Action item ▸
Return all of the data exactly, omitting any images.

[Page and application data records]
____
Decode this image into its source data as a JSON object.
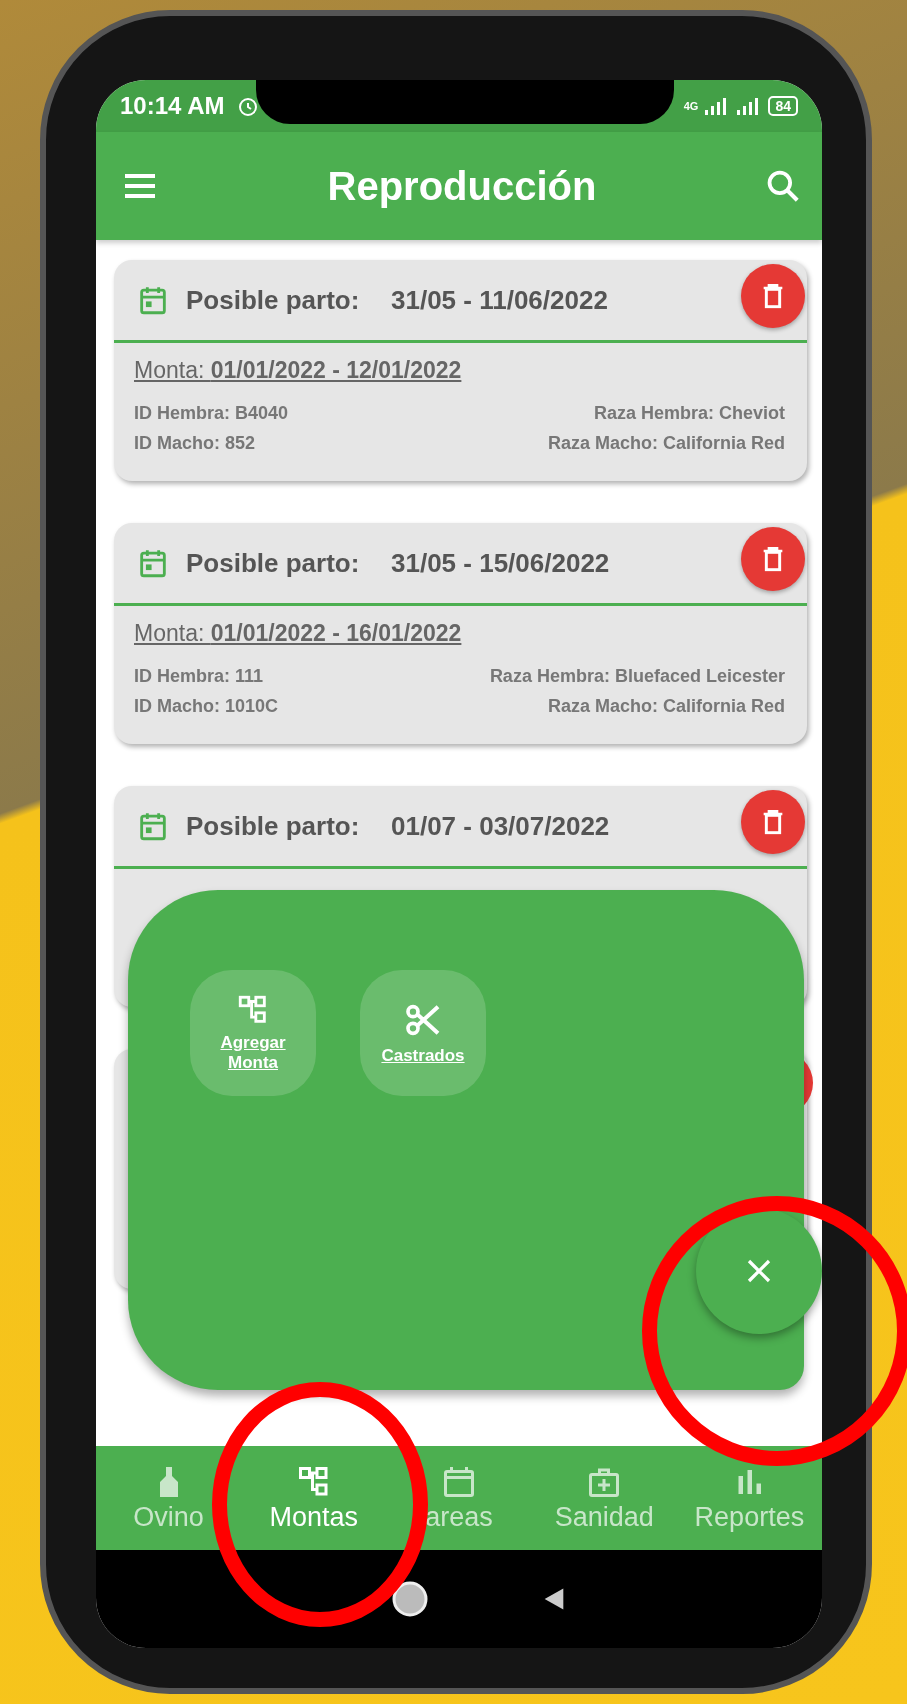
{
  "status_bar": {
    "time": "10:14 AM",
    "network": "4G",
    "battery": "84"
  },
  "app_bar": {
    "title": "Reproducción"
  },
  "cards": [
    {
      "label": "Posible parto:",
      "range": "31/05 - 11/06/2022",
      "monta": "Monta: **01/01/2022 - 12/01/2022**",
      "id_hembra": "ID Hembra: B4040",
      "raza_hembra": "Raza Hembra: Cheviot",
      "id_macho": "ID Macho: 852",
      "raza_macho": "Raza Macho: California Red"
    },
    {
      "label": "Posible parto:",
      "range": "31/05 - 15/06/2022",
      "monta": "Monta: **01/01/2022 - 16/01/2022**",
      "id_hembra": "ID Hembra: 111",
      "raza_hembra": "Raza Hembra: Bluefaced Leicester",
      "id_macho": "ID Macho: 1010C",
      "raza_macho": "Raza Macho: California Red"
    },
    {
      "label": "Posible parto:",
      "range": "01/07 - 03/07/2022"
    }
  ],
  "menu": {
    "actions": [
      {
        "label": "Agregar Monta",
        "kind": "tree"
      },
      {
        "label": "Castrados",
        "kind": "scissors"
      }
    ]
  },
  "bottom_nav": [
    {
      "label": "Ovino",
      "kind": "bottle",
      "selected": false
    },
    {
      "label": "Montas",
      "kind": "tree",
      "selected": true
    },
    {
      "label": "areas",
      "kind": "calendar",
      "selected": false
    },
    {
      "label": "Sanidad",
      "kind": "medkit",
      "selected": false
    },
    {
      "label": "Reportes",
      "kind": "chart",
      "selected": false
    }
  ]
}
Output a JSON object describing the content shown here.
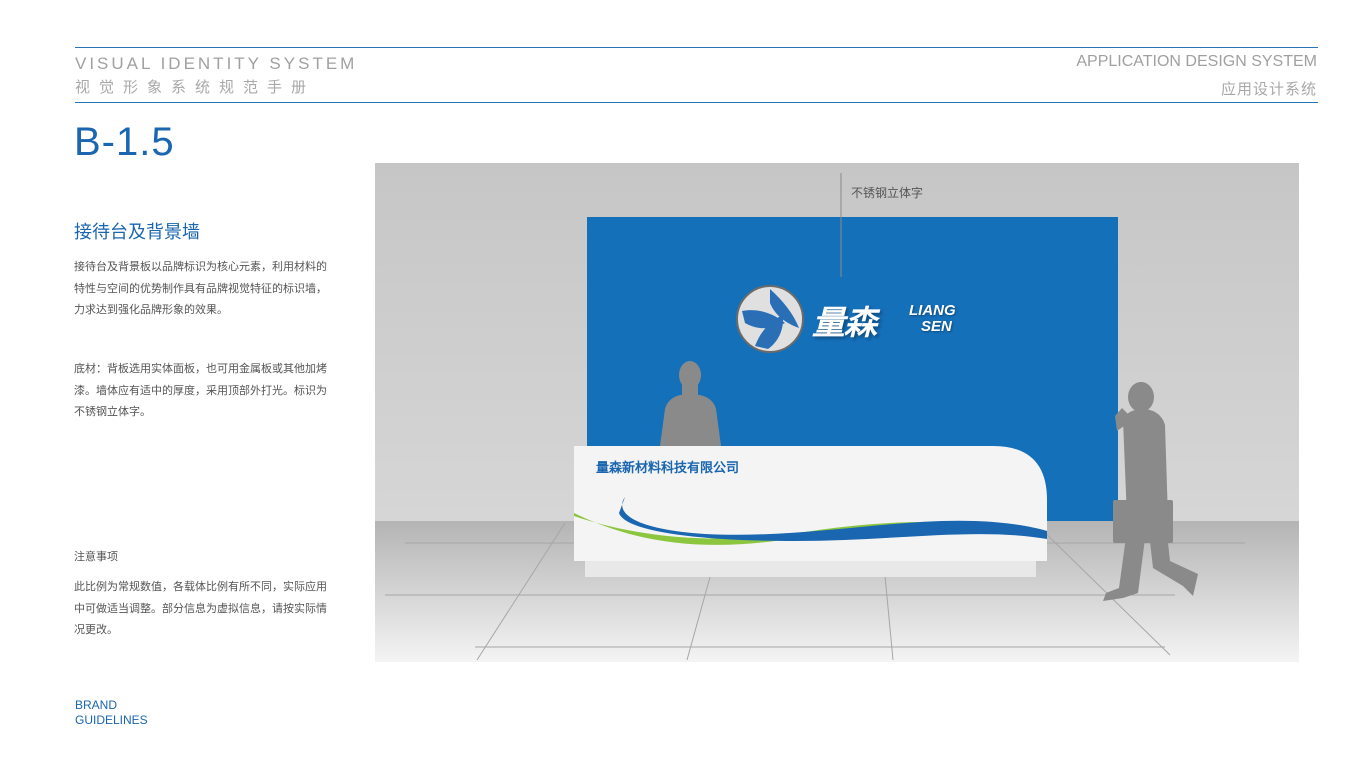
{
  "header": {
    "left_en": "VISUAL  IDENTITY  SYSTEM",
    "left_cn": "视觉形象系统规范手册",
    "right_en": "APPLICATION DESIGN SYSTEM",
    "right_cn": "应用设计系统"
  },
  "page_code": "B-1.5",
  "section": {
    "title": "接待台及背景墙",
    "paragraphs": [
      "接待台及背景板以品牌标识为核心元素，利用材料的特性与空间的优势制作具有品牌视觉特征的标识墙，力求达到强化品牌形象的效果。",
      "底材：背板选用实体面板，也可用金属板或其他加烤漆。墙体应有适中的厚度，采用顶部外打光。标识为不锈钢立体字。"
    ]
  },
  "notes": {
    "title": "注意事项",
    "text": "此比例为常规数值，各载体比例有所不同，实际应用中可做适当调整。部分信息为虚拟信息，请按实际情况更改。"
  },
  "footer": {
    "line1": "BRAND",
    "line2": "GUIDELINES"
  },
  "illustration": {
    "callout": "不锈钢立体字",
    "logo_cn": "量森",
    "logo_en_line1": "LIANG",
    "logo_en_line2": "SEN",
    "desk_company": "量森新材料科技有限公司"
  },
  "colors": {
    "brand_blue": "#1a66b0",
    "wall_blue": "#1570ba",
    "accent_green": "#8cc63f"
  }
}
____
Result ▸
Decode this image into its source data as a JSON object.
{
  "status_bar": {
    "time": "10:14 AM",
    "network": "4G",
    "battery": "84"
  },
  "app_bar": {
    "title": "Reproducción"
  },
  "cards": [
    {
      "label": "Posible parto:",
      "range": "31/05 - 11/06/2022",
      "monta": "Monta: **01/01/2022 - 12/01/2022**",
      "id_hembra": "ID Hembra: B4040",
      "raza_hembra": "Raza Hembra: Cheviot",
      "id_macho": "ID Macho: 852",
      "raza_macho": "Raza Macho: California Red"
    },
    {
      "label": "Posible parto:",
      "range": "31/05 - 15/06/2022",
      "monta": "Monta: **01/01/2022 - 16/01/2022**",
      "id_hembra": "ID Hembra: 111",
      "raza_hembra": "Raza Hembra: Bluefaced Leicester",
      "id_macho": "ID Macho: 1010C",
      "raza_macho": "Raza Macho: California Red"
    },
    {
      "label": "Posible parto:",
      "range": "01/07 - 03/07/2022"
    }
  ],
  "menu": {
    "actions": [
      {
        "label": "Agregar Monta",
        "kind": "tree"
      },
      {
        "label": "Castrados",
        "kind": "scissors"
      }
    ]
  },
  "bottom_nav": [
    {
      "label": "Ovino",
      "kind": "bottle",
      "selected": false
    },
    {
      "label": "Montas",
      "kind": "tree",
      "selected": true
    },
    {
      "label": "areas",
      "kind": "calendar",
      "selected": false
    },
    {
      "label": "Sanidad",
      "kind": "medkit",
      "selected": false
    },
    {
      "label": "Reportes",
      "kind": "chart",
      "selected": false
    }
  ]
}
Output a JSON object describing the content shown here.
{
  "header": {
    "left_en": "VISUAL  IDENTITY  SYSTEM",
    "left_cn": "视觉形象系统规范手册",
    "right_en": "APPLICATION DESIGN SYSTEM",
    "right_cn": "应用设计系统"
  },
  "page_code": "B-1.5",
  "section": {
    "title": "接待台及背景墙",
    "paragraphs": [
      "接待台及背景板以品牌标识为核心元素，利用材料的特性与空间的优势制作具有品牌视觉特征的标识墙，力求达到强化品牌形象的效果。",
      "底材：背板选用实体面板，也可用金属板或其他加烤漆。墙体应有适中的厚度，采用顶部外打光。标识为不锈钢立体字。"
    ]
  },
  "notes": {
    "title": "注意事项",
    "text": "此比例为常规数值，各载体比例有所不同，实际应用中可做适当调整。部分信息为虚拟信息，请按实际情况更改。"
  },
  "footer": {
    "line1": "BRAND",
    "line2": "GUIDELINES"
  },
  "illustration": {
    "callout": "不锈钢立体字",
    "logo_cn": "量森",
    "logo_en_line1": "LIANG",
    "logo_en_line2": "SEN",
    "desk_company": "量森新材料科技有限公司"
  },
  "colors": {
    "brand_blue": "#1a66b0",
    "wall_blue": "#1570ba",
    "accent_green": "#8cc63f"
  }
}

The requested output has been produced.